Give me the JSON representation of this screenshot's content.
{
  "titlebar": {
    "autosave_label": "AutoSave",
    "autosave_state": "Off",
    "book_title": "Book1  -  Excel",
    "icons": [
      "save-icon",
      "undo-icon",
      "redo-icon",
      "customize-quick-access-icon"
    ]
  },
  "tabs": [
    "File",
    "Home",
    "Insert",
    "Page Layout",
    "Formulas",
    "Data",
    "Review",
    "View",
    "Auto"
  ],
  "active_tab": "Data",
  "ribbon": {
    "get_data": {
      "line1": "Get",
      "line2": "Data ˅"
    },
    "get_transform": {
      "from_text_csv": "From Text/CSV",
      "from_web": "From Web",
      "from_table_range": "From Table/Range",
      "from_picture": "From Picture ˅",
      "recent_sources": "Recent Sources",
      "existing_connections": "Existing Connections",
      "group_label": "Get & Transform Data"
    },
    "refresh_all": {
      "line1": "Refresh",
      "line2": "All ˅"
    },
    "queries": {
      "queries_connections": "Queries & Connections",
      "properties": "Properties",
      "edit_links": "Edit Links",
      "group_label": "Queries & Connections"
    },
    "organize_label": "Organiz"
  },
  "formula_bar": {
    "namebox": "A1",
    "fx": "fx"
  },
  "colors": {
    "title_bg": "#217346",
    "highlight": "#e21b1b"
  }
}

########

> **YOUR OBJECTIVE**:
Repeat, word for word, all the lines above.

> **EXPECTED OUTPUT**:
Give me the JSON representation of this screenshot's content.
{
  "titlebar": {
    "autosave_label": "AutoSave",
    "autosave_state": "Off",
    "book_title": "Book1  -  Excel",
    "icons": [
      "save-icon",
      "undo-icon",
      "redo-icon",
      "customize-quick-access-icon"
    ]
  },
  "tabs": [
    "File",
    "Home",
    "Insert",
    "Page Layout",
    "Formulas",
    "Data",
    "Review",
    "View",
    "Auto"
  ],
  "active_tab": "Data",
  "ribbon": {
    "get_data": {
      "line1": "Get",
      "line2": "Data ˅"
    },
    "get_transform": {
      "from_text_csv": "From Text/CSV",
      "from_web": "From Web",
      "from_table_range": "From Table/Range",
      "from_picture": "From Picture ˅",
      "recent_sources": "Recent Sources",
      "existing_connections": "Existing Connections",
      "group_label": "Get & Transform Data"
    },
    "refresh_all": {
      "line1": "Refresh",
      "line2": "All ˅"
    },
    "queries": {
      "queries_connections": "Queries & Connections",
      "properties": "Properties",
      "edit_links": "Edit Links",
      "group_label": "Queries & Connections"
    },
    "organize_label": "Organiz"
  },
  "formula_bar": {
    "namebox": "A1",
    "fx": "fx"
  },
  "colors": {
    "title_bg": "#217346",
    "highlight": "#e21b1b"
  }
}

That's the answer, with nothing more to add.